■ WHAT THE EXERCISE ASKS ■
Drop the images. Copy every line below character for character.

■ PROVIDED RECORDS ■

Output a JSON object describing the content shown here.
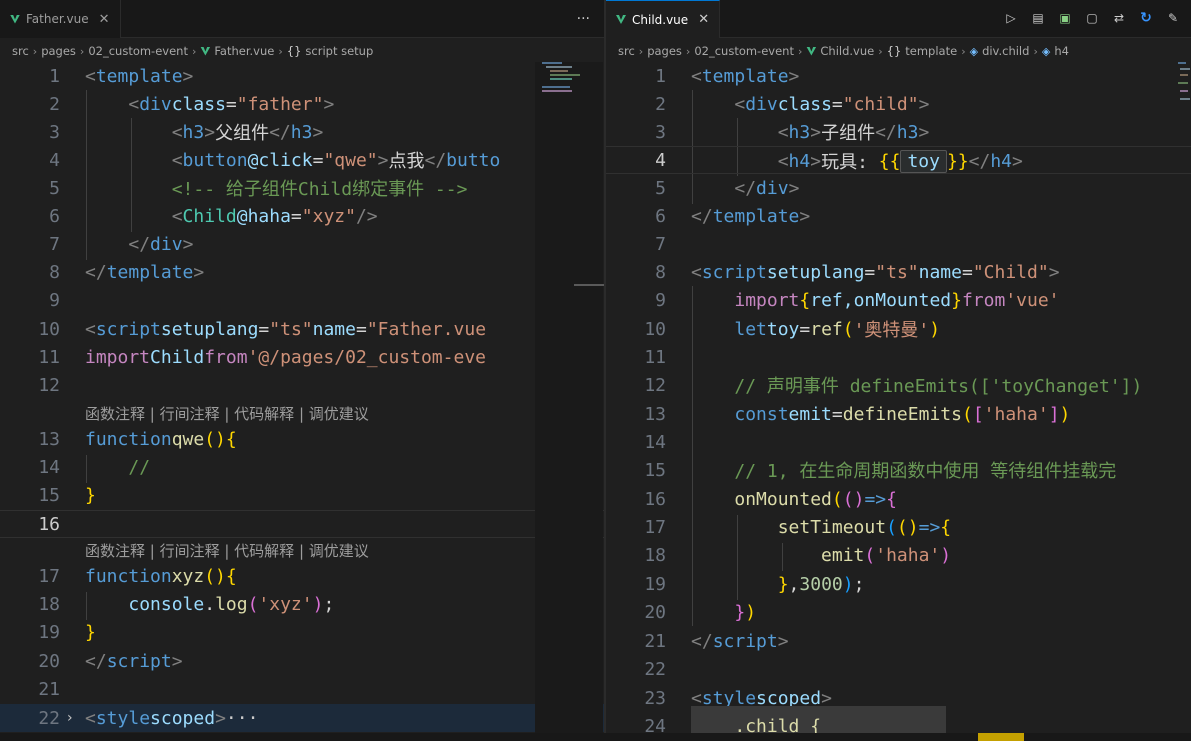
{
  "left": {
    "tab": {
      "label": "Father.vue",
      "close": "✕"
    },
    "more": "···",
    "breadcrumb": [
      "src",
      "pages",
      "02_custom-event",
      "Father.vue",
      "script setup"
    ],
    "codelens1": "函数注释 | 行间注释 | 代码解释 | 调优建议",
    "codelens2": "函数注释 | 行间注释 | 代码解释 | 调优建议",
    "lines": [
      {
        "n": "1"
      },
      {
        "n": "2"
      },
      {
        "n": "3"
      },
      {
        "n": "4"
      },
      {
        "n": "5"
      },
      {
        "n": "6"
      },
      {
        "n": "7"
      },
      {
        "n": "8"
      },
      {
        "n": "9"
      },
      {
        "n": "10"
      },
      {
        "n": "11"
      },
      {
        "n": "12"
      },
      {
        "n": "13"
      },
      {
        "n": "14"
      },
      {
        "n": "15"
      },
      {
        "n": "16"
      },
      {
        "n": "17"
      },
      {
        "n": "18"
      },
      {
        "n": "19"
      },
      {
        "n": "20"
      },
      {
        "n": "21"
      },
      {
        "n": "22"
      }
    ],
    "text": {
      "l1_tag": "template",
      "l2_tag": "div",
      "l2_attr": "class",
      "l2_val": "\"father\"",
      "l3_tag": "h3",
      "l3_text": "父组件",
      "l3_close": "h3",
      "l4_tag": "button",
      "l4_attr": "@click",
      "l4_val": "\"qwe\"",
      "l4_text": "点我",
      "l4_close": "butto",
      "l5_comment": "<!-- 给子组件Child绑定事件 -->",
      "l6_comp": "Child",
      "l6_attr": "@haha",
      "l6_val": "\"xyz\"",
      "l7_tag": "div",
      "l8_tag": "template",
      "l10_tag": "script",
      "l10_a1": "setup",
      "l10_a2": "lang",
      "l10_v2": "\"ts\"",
      "l10_a3": "name",
      "l10_v3": "\"Father.vue",
      "l11_kw": "import",
      "l11_comp": "Child",
      "l11_from": "from",
      "l11_str": "'@/pages/02_custom-eve",
      "l13_kw": "function",
      "l13_fn": "qwe",
      "l14_comment": "//",
      "l17_kw": "function",
      "l17_fn": "xyz",
      "l18_obj": "console",
      "l18_fn": "log",
      "l18_str": "'xyz'",
      "l20_tag": "script",
      "l22_tag": "style",
      "l22_attr": "scoped",
      "l22_more": "···"
    }
  },
  "right": {
    "tab": {
      "label": "Child.vue",
      "close": "✕"
    },
    "breadcrumb": [
      "src",
      "pages",
      "02_custom-event",
      "Child.vue",
      "template",
      "div.child",
      "h4"
    ],
    "lines": [
      {
        "n": "1"
      },
      {
        "n": "2"
      },
      {
        "n": "3"
      },
      {
        "n": "4"
      },
      {
        "n": "5"
      },
      {
        "n": "6"
      },
      {
        "n": "7"
      },
      {
        "n": "8"
      },
      {
        "n": "9"
      },
      {
        "n": "10"
      },
      {
        "n": "11"
      },
      {
        "n": "12"
      },
      {
        "n": "13"
      },
      {
        "n": "14"
      },
      {
        "n": "15"
      },
      {
        "n": "16"
      },
      {
        "n": "17"
      },
      {
        "n": "18"
      },
      {
        "n": "19"
      },
      {
        "n": "20"
      },
      {
        "n": "21"
      },
      {
        "n": "22"
      },
      {
        "n": "23"
      },
      {
        "n": "24"
      }
    ],
    "text": {
      "l1_tag": "template",
      "l2_tag": "div",
      "l2_attr": "class",
      "l2_val": "\"child\"",
      "l3_tag": "h3",
      "l3_text": "子组件",
      "l3_close": "h3",
      "l4_tag": "h4",
      "l4_text": "玩具: ",
      "l4_var": "toy",
      "l4_close": "h4",
      "l5_tag": "div",
      "l6_tag": "template",
      "l8_tag": "script",
      "l8_a1": "setup",
      "l8_a2": "lang",
      "l8_v2": "\"ts\"",
      "l8_a3": "name",
      "l8_v3": "\"Child\"",
      "l9_kw": "import",
      "l9_names": "ref,onMounted",
      "l9_from": "from",
      "l9_str": "'vue'",
      "l10_kw": "let",
      "l10_var": "toy",
      "l10_fn": "ref",
      "l10_str": "'奥特曼'",
      "l12_comment": "// 声明事件 defineEmits(['toyChanget'])",
      "l13_kw": "const",
      "l13_var": "emit",
      "l13_fn": "defineEmits",
      "l13_str": "'haha'",
      "l15_comment": "// 1, 在生命周期函数中使用 等待组件挂载完",
      "l16_fn": "onMounted",
      "l17_fn": "setTimeout",
      "l18_fn": "emit",
      "l18_str": "'haha'",
      "l19_num": "3000",
      "l21_tag": "script",
      "l23_tag": "style",
      "l23_attr": "scoped",
      "l24_sel": ".child {"
    }
  }
}
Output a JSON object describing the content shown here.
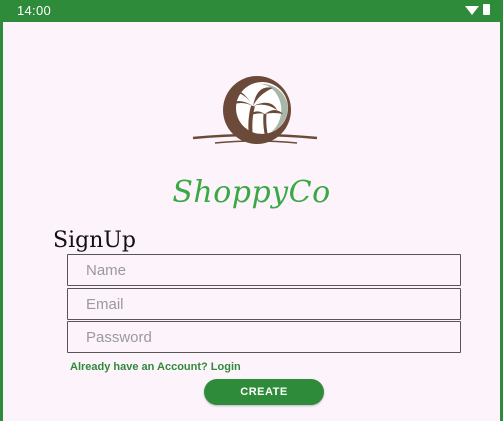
{
  "status_bar": {
    "time": "14:00",
    "icons": [
      "wifi-icon",
      "battery-icon"
    ],
    "color": "#2e8b3a"
  },
  "logo": {
    "icon": "palm-tree-coconut-logo",
    "colors": [
      "#6b4a3a",
      "#9aa89a"
    ]
  },
  "brand": {
    "name": "ShoppyCo",
    "color": "#3aa845"
  },
  "form": {
    "title": "SignUp",
    "name_placeholder": "Name",
    "email_placeholder": "Email",
    "password_placeholder": "Password",
    "login_link": "Already have an Account? Login",
    "create_label": "CREATE"
  },
  "colors": {
    "accent": "#2e8b3a",
    "background": "#fdf3fb"
  }
}
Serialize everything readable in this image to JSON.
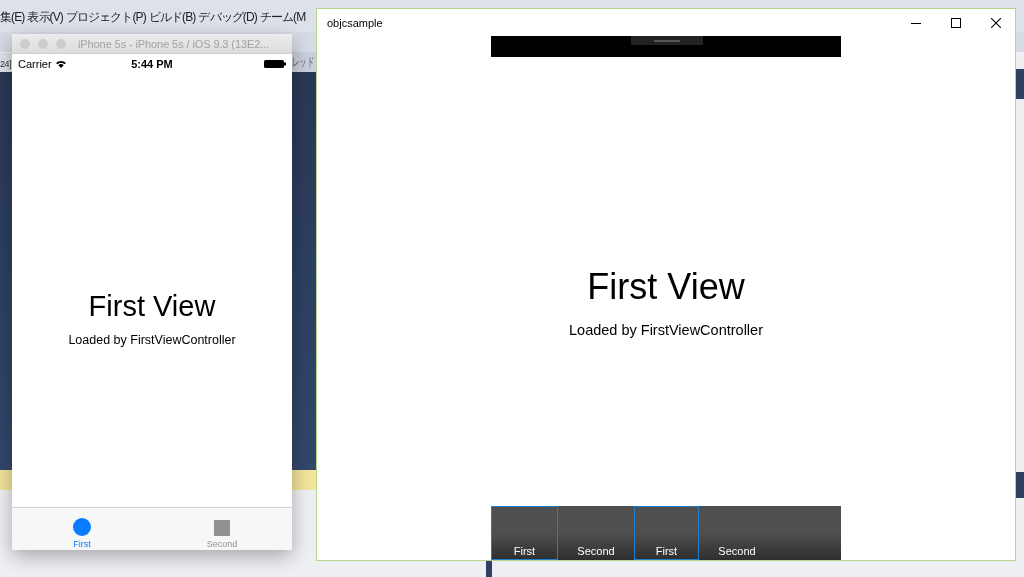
{
  "ide": {
    "menu": [
      "集(E)",
      "表示(V)",
      "プロジェクト(P)",
      "ビルド(B)",
      "デバッグ(D)",
      "チーム(M"
    ],
    "left_fragment": "24]",
    "right_fragment": "レッド"
  },
  "simulator": {
    "title": "iPhone 5s - iPhone 5s / iOS 9.3 (13E2...",
    "status_bar": {
      "carrier": "Carrier",
      "time": "5:44 PM"
    },
    "heading": "First View",
    "subtitle": "Loaded by FirstViewController",
    "tabs": [
      {
        "label": "First",
        "selected": true,
        "kind": "circle"
      },
      {
        "label": "Second",
        "selected": false,
        "kind": "square"
      }
    ]
  },
  "app_window": {
    "title": "objcsample",
    "heading": "First View",
    "subtitle": "Loaded by FirstViewController",
    "tabs": [
      {
        "label": "First",
        "highlighted": true
      },
      {
        "label": "Second",
        "highlighted": false
      },
      {
        "label": "First",
        "highlighted": true
      },
      {
        "label": "Second",
        "highlighted": false
      }
    ]
  }
}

■ ANSWER TO THE PROBLEM ■
Output a JSON object describing the content shown here.
{
  "left": {
    "tab": {
      "label": "Father.vue",
      "close": "✕"
    },
    "more": "···",
    "breadcrumb": [
      "src",
      "pages",
      "02_custom-event",
      "Father.vue",
      "script setup"
    ],
    "codelens1": "函数注释 | 行间注释 | 代码解释 | 调优建议",
    "codelens2": "函数注释 | 行间注释 | 代码解释 | 调优建议",
    "lines": [
      {
        "n": "1"
      },
      {
        "n": "2"
      },
      {
        "n": "3"
      },
      {
        "n": "4"
      },
      {
        "n": "5"
      },
      {
        "n": "6"
      },
      {
        "n": "7"
      },
      {
        "n": "8"
      },
      {
        "n": "9"
      },
      {
        "n": "10"
      },
      {
        "n": "11"
      },
      {
        "n": "12"
      },
      {
        "n": "13"
      },
      {
        "n": "14"
      },
      {
        "n": "15"
      },
      {
        "n": "16"
      },
      {
        "n": "17"
      },
      {
        "n": "18"
      },
      {
        "n": "19"
      },
      {
        "n": "20"
      },
      {
        "n": "21"
      },
      {
        "n": "22"
      }
    ],
    "text": {
      "l1_tag": "template",
      "l2_tag": "div",
      "l2_attr": "class",
      "l2_val": "\"father\"",
      "l3_tag": "h3",
      "l3_text": "父组件",
      "l3_close": "h3",
      "l4_tag": "button",
      "l4_attr": "@click",
      "l4_val": "\"qwe\"",
      "l4_text": "点我",
      "l4_close": "butto",
      "l5_comment": "<!-- 给子组件Child绑定事件 -->",
      "l6_comp": "Child",
      "l6_attr": "@haha",
      "l6_val": "\"xyz\"",
      "l7_tag": "div",
      "l8_tag": "template",
      "l10_tag": "script",
      "l10_a1": "setup",
      "l10_a2": "lang",
      "l10_v2": "\"ts\"",
      "l10_a3": "name",
      "l10_v3": "\"Father.vue",
      "l11_kw": "import",
      "l11_comp": "Child",
      "l11_from": "from",
      "l11_str": "'@/pages/02_custom-eve",
      "l13_kw": "function",
      "l13_fn": "qwe",
      "l14_comment": "//",
      "l17_kw": "function",
      "l17_fn": "xyz",
      "l18_obj": "console",
      "l18_fn": "log",
      "l18_str": "'xyz'",
      "l20_tag": "script",
      "l22_tag": "style",
      "l22_attr": "scoped",
      "l22_more": "···"
    }
  },
  "right": {
    "tab": {
      "label": "Child.vue",
      "close": "✕"
    },
    "breadcrumb": [
      "src",
      "pages",
      "02_custom-event",
      "Child.vue",
      "template",
      "div.child",
      "h4"
    ],
    "lines": [
      {
        "n": "1"
      },
      {
        "n": "2"
      },
      {
        "n": "3"
      },
      {
        "n": "4"
      },
      {
        "n": "5"
      },
      {
        "n": "6"
      },
      {
        "n": "7"
      },
      {
        "n": "8"
      },
      {
        "n": "9"
      },
      {
        "n": "10"
      },
      {
        "n": "11"
      },
      {
        "n": "12"
      },
      {
        "n": "13"
      },
      {
        "n": "14"
      },
      {
        "n": "15"
      },
      {
        "n": "16"
      },
      {
        "n": "17"
      },
      {
        "n": "18"
      },
      {
        "n": "19"
      },
      {
        "n": "20"
      },
      {
        "n": "21"
      },
      {
        "n": "22"
      },
      {
        "n": "23"
      },
      {
        "n": "24"
      }
    ],
    "text": {
      "l1_tag": "template",
      "l2_tag": "div",
      "l2_attr": "class",
      "l2_val": "\"child\"",
      "l3_tag": "h3",
      "l3_text": "子组件",
      "l3_close": "h3",
      "l4_tag": "h4",
      "l4_text": "玩具: ",
      "l4_var": "toy",
      "l4_close": "h4",
      "l5_tag": "div",
      "l6_tag": "template",
      "l8_tag": "script",
      "l8_a1": "setup",
      "l8_a2": "lang",
      "l8_v2": "\"ts\"",
      "l8_a3": "name",
      "l8_v3": "\"Child\"",
      "l9_kw": "import",
      "l9_names": "ref,onMounted",
      "l9_from": "from",
      "l9_str": "'vue'",
      "l10_kw": "let",
      "l10_var": "toy",
      "l10_fn": "ref",
      "l10_str": "'奥特曼'",
      "l12_comment": "// 声明事件 defineEmits(['toyChanget'])",
      "l13_kw": "const",
      "l13_var": "emit",
      "l13_fn": "defineEmits",
      "l13_str": "'haha'",
      "l15_comment": "// 1, 在生命周期函数中使用 等待组件挂载完",
      "l16_fn": "onMounted",
      "l17_fn": "setTimeout",
      "l18_fn": "emit",
      "l18_str": "'haha'",
      "l19_num": "3000",
      "l21_tag": "script",
      "l23_tag": "style",
      "l23_attr": "scoped",
      "l24_sel": ".child {"
    }
  }
}
Output a JSON object describing the content shown here.
{
  "status_bar": {
    "time": "14:00",
    "icons": [
      "wifi-icon",
      "battery-icon"
    ],
    "color": "#2e8b3a"
  },
  "logo": {
    "icon": "palm-tree-coconut-logo",
    "colors": [
      "#6b4a3a",
      "#9aa89a"
    ]
  },
  "brand": {
    "name": "ShoppyCo",
    "color": "#3aa845"
  },
  "form": {
    "title": "SignUp",
    "name_placeholder": "Name",
    "email_placeholder": "Email",
    "password_placeholder": "Password",
    "login_link": "Already have an Account? Login",
    "create_label": "CREATE"
  },
  "colors": {
    "accent": "#2e8b3a",
    "background": "#fdf3fb"
  }
}
Serialize everything readable in this image to JSON.
{
  "ide": {
    "menu": [
      "集(E)",
      "表示(V)",
      "プロジェクト(P)",
      "ビルド(B)",
      "デバッグ(D)",
      "チーム(M"
    ],
    "left_fragment": "24]",
    "right_fragment": "レッド"
  },
  "simulator": {
    "title": "iPhone 5s - iPhone 5s / iOS 9.3 (13E2...",
    "status_bar": {
      "carrier": "Carrier",
      "time": "5:44 PM"
    },
    "heading": "First View",
    "subtitle": "Loaded by FirstViewController",
    "tabs": [
      {
        "label": "First",
        "selected": true,
        "kind": "circle"
      },
      {
        "label": "Second",
        "selected": false,
        "kind": "square"
      }
    ]
  },
  "app_window": {
    "title": "objcsample",
    "heading": "First View",
    "subtitle": "Loaded by FirstViewController",
    "tabs": [
      {
        "label": "First",
        "highlighted": true
      },
      {
        "label": "Second",
        "highlighted": false
      },
      {
        "label": "First",
        "highlighted": true
      },
      {
        "label": "Second",
        "highlighted": false
      }
    ]
  }
}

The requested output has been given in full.